- [What is expected]: The response should hold each line from the entries below where "help" is found.
== Dataset
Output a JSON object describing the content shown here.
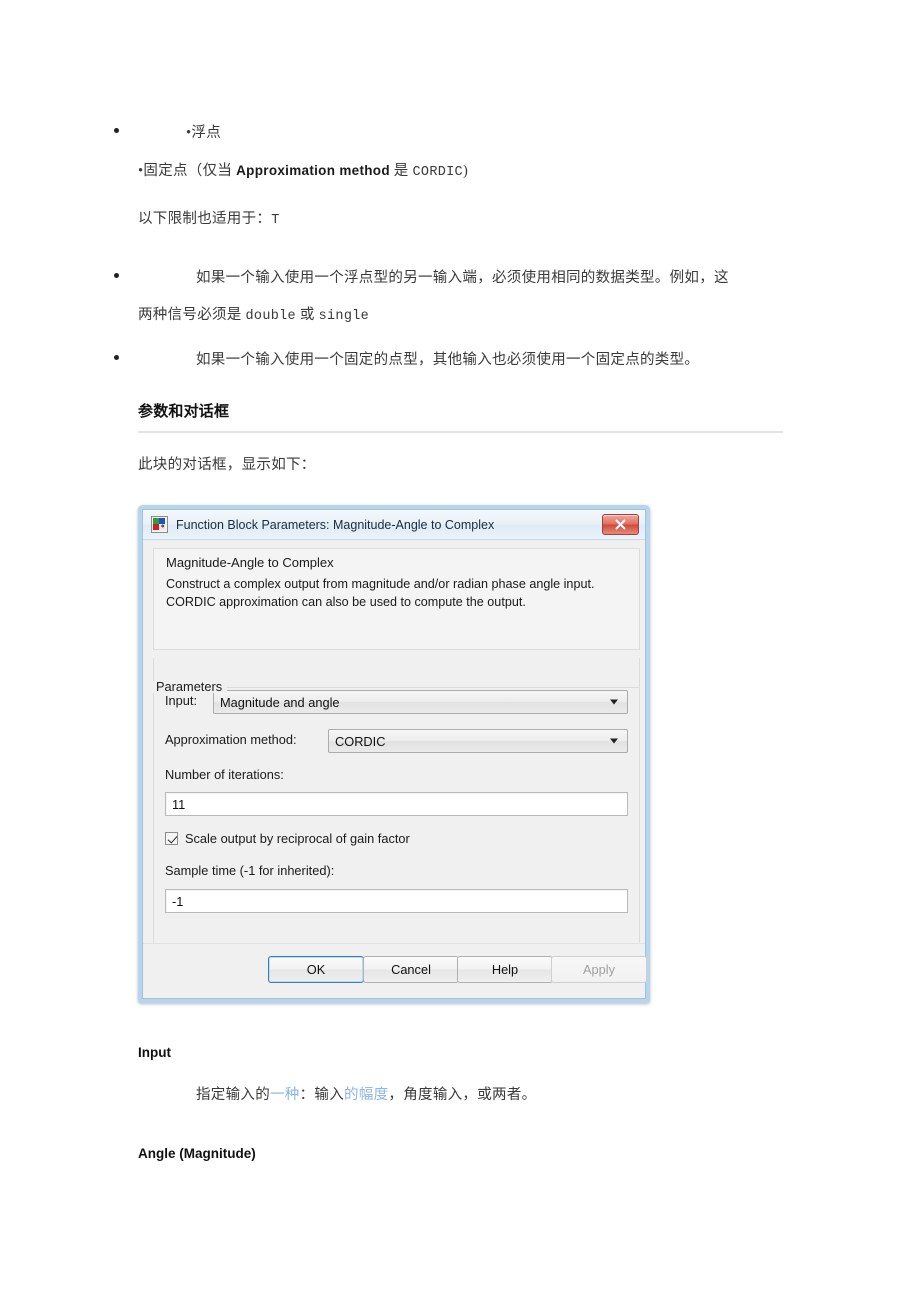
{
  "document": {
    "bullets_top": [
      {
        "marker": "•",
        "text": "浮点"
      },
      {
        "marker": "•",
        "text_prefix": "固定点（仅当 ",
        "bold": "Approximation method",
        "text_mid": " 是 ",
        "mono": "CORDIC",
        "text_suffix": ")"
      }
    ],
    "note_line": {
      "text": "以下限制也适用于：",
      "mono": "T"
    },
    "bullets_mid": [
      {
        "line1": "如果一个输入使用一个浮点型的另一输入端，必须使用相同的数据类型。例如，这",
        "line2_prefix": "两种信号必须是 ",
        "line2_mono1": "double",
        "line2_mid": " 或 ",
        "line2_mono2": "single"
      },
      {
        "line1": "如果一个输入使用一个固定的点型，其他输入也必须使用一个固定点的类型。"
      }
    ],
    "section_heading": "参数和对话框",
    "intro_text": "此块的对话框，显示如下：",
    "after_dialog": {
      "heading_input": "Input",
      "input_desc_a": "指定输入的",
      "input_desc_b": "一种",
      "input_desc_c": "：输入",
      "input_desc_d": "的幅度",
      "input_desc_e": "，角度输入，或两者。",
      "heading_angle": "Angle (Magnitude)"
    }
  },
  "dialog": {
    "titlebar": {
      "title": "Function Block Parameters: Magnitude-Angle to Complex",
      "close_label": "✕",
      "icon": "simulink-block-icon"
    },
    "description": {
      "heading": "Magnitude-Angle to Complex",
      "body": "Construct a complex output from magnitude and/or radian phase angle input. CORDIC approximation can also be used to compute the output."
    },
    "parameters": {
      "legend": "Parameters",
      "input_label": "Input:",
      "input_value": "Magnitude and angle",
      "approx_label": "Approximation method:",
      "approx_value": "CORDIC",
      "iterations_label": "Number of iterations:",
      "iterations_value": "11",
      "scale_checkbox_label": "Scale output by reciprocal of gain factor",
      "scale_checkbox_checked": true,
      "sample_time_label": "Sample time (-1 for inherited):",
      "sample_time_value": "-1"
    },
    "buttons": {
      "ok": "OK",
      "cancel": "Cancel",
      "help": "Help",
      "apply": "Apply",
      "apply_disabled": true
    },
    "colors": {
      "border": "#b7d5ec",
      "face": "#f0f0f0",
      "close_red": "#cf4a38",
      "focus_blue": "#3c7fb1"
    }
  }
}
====
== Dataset
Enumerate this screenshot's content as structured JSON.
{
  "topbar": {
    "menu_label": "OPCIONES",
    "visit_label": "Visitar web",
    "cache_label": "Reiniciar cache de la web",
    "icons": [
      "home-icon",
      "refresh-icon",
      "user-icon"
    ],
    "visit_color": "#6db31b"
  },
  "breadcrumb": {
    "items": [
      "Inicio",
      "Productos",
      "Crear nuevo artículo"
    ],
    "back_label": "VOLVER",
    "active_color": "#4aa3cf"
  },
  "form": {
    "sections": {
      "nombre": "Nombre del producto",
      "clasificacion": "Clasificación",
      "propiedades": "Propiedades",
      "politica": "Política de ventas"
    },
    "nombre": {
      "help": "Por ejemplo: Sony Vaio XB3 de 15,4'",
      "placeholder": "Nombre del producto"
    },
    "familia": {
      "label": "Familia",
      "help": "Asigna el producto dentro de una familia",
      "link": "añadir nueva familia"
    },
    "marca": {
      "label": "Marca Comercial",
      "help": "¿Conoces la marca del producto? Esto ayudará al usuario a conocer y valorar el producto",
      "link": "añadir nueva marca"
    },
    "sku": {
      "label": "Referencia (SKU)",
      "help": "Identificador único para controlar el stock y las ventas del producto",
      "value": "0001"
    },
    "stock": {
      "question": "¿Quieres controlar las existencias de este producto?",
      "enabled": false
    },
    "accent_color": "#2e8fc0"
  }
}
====
- [Answer for this exercise]:
      "help": "Help",
      "help": "Por ejemplo: Sony Vaio XB3 de 15,4'",
      "help": "Asigna el producto dentro de una familia",
      "help": "¿Conoces la marca del producto? Esto ayudará al usuario a conocer y valorar el producto",
      "help": "Identificador único para controlar el stock y las ventas del producto",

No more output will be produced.